Leave the pictures out and restate every line below exactly.

Materials provided.
*** Block opens ***
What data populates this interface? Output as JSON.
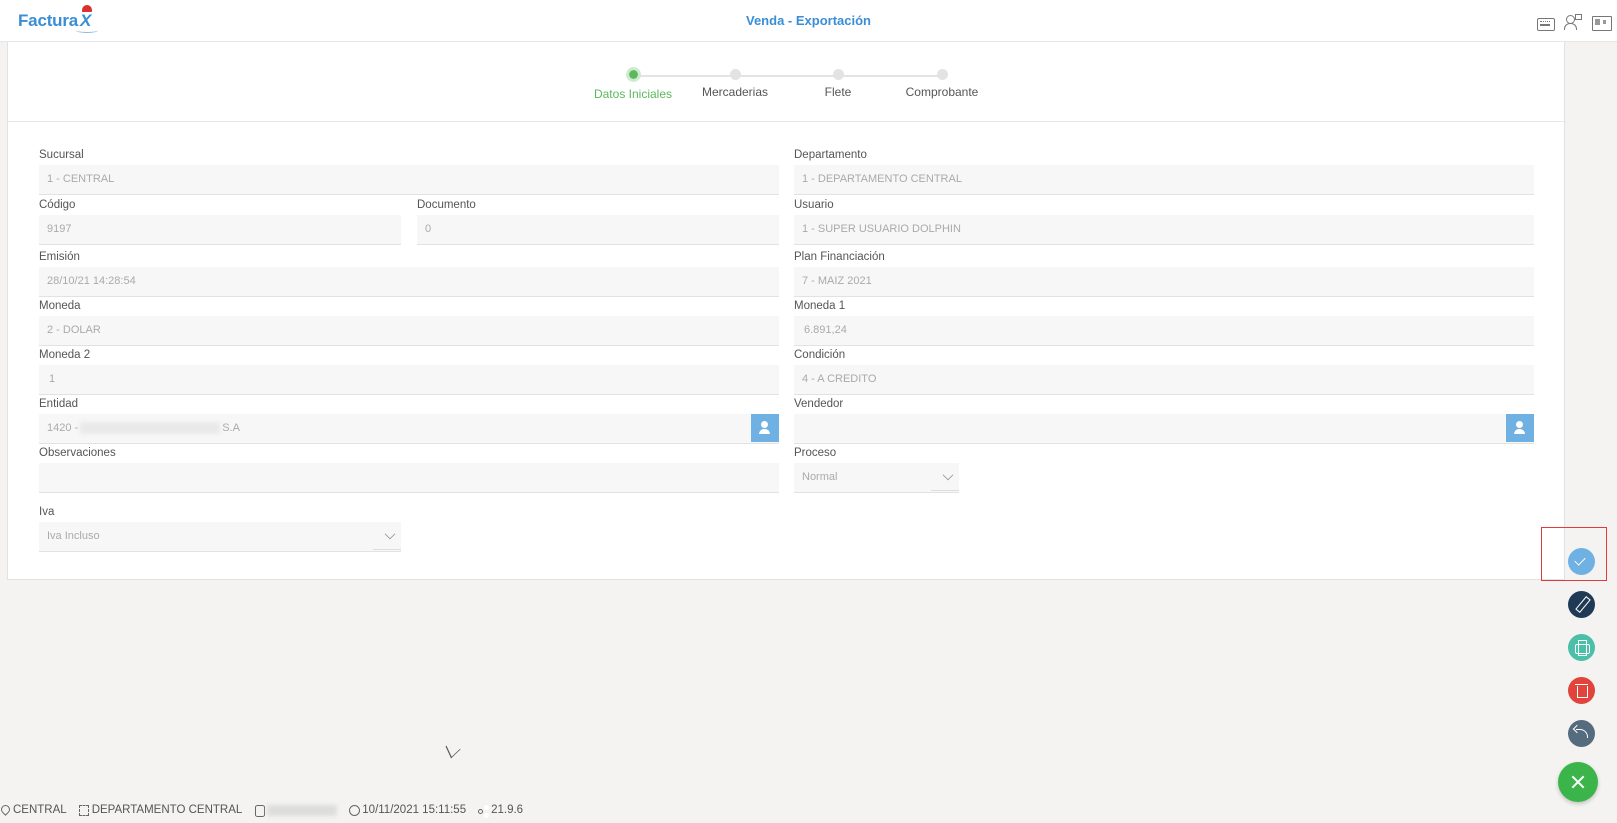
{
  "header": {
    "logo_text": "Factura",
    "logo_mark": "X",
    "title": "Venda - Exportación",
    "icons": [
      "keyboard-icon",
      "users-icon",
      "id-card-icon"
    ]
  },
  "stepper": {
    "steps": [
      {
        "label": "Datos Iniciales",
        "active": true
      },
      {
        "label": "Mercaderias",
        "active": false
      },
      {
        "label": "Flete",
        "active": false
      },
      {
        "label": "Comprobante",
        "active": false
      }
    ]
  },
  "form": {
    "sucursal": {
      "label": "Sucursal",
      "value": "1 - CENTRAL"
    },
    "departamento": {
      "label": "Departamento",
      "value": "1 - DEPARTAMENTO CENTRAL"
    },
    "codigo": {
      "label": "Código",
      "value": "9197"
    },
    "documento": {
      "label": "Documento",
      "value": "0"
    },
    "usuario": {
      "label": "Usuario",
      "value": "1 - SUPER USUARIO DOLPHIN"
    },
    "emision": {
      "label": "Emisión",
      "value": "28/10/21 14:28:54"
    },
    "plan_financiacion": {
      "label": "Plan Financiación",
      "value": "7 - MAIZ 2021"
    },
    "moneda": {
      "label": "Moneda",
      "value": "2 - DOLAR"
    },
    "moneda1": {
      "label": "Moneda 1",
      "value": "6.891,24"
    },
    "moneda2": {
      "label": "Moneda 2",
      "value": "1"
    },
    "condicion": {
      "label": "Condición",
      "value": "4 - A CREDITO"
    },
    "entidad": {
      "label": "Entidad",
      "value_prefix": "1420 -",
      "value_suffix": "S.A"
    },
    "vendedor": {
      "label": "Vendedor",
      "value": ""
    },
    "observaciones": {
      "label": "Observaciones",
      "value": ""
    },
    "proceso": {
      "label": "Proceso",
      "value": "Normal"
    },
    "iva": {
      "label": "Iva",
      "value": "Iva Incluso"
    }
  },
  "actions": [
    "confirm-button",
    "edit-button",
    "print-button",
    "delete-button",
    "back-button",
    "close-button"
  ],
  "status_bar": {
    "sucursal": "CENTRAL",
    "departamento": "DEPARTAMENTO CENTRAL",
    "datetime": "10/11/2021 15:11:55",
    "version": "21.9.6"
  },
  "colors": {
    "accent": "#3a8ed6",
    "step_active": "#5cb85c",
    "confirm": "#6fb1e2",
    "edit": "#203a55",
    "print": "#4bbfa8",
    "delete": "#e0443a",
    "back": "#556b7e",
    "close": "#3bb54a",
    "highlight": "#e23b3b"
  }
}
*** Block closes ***
Reply to the exercise.
What data populates this interface? Output as JSON.
{
  "header": {
    "logo_text": "Factura",
    "logo_mark": "X",
    "title": "Venda - Exportación",
    "icons": [
      "keyboard-icon",
      "users-icon",
      "id-card-icon"
    ]
  },
  "stepper": {
    "steps": [
      {
        "label": "Datos Iniciales",
        "active": true
      },
      {
        "label": "Mercaderias",
        "active": false
      },
      {
        "label": "Flete",
        "active": false
      },
      {
        "label": "Comprobante",
        "active": false
      }
    ]
  },
  "form": {
    "sucursal": {
      "label": "Sucursal",
      "value": "1 - CENTRAL"
    },
    "departamento": {
      "label": "Departamento",
      "value": "1 - DEPARTAMENTO CENTRAL"
    },
    "codigo": {
      "label": "Código",
      "value": "9197"
    },
    "documento": {
      "label": "Documento",
      "value": "0"
    },
    "usuario": {
      "label": "Usuario",
      "value": "1 - SUPER USUARIO DOLPHIN"
    },
    "emision": {
      "label": "Emisión",
      "value": "28/10/21 14:28:54"
    },
    "plan_financiacion": {
      "label": "Plan Financiación",
      "value": "7 - MAIZ 2021"
    },
    "moneda": {
      "label": "Moneda",
      "value": "2 - DOLAR"
    },
    "moneda1": {
      "label": "Moneda 1",
      "value": "6.891,24"
    },
    "moneda2": {
      "label": "Moneda 2",
      "value": "1"
    },
    "condicion": {
      "label": "Condición",
      "value": "4 - A CREDITO"
    },
    "entidad": {
      "label": "Entidad",
      "value_prefix": "1420 -",
      "value_suffix": "S.A"
    },
    "vendedor": {
      "label": "Vendedor",
      "value": ""
    },
    "observaciones": {
      "label": "Observaciones",
      "value": ""
    },
    "proceso": {
      "label": "Proceso",
      "value": "Normal"
    },
    "iva": {
      "label": "Iva",
      "value": "Iva Incluso"
    }
  },
  "actions": [
    "confirm-button",
    "edit-button",
    "print-button",
    "delete-button",
    "back-button",
    "close-button"
  ],
  "status_bar": {
    "sucursal": "CENTRAL",
    "departamento": "DEPARTAMENTO CENTRAL",
    "datetime": "10/11/2021 15:11:55",
    "version": "21.9.6"
  },
  "colors": {
    "accent": "#3a8ed6",
    "step_active": "#5cb85c",
    "confirm": "#6fb1e2",
    "edit": "#203a55",
    "print": "#4bbfa8",
    "delete": "#e0443a",
    "back": "#556b7e",
    "close": "#3bb54a",
    "highlight": "#e23b3b"
  }
}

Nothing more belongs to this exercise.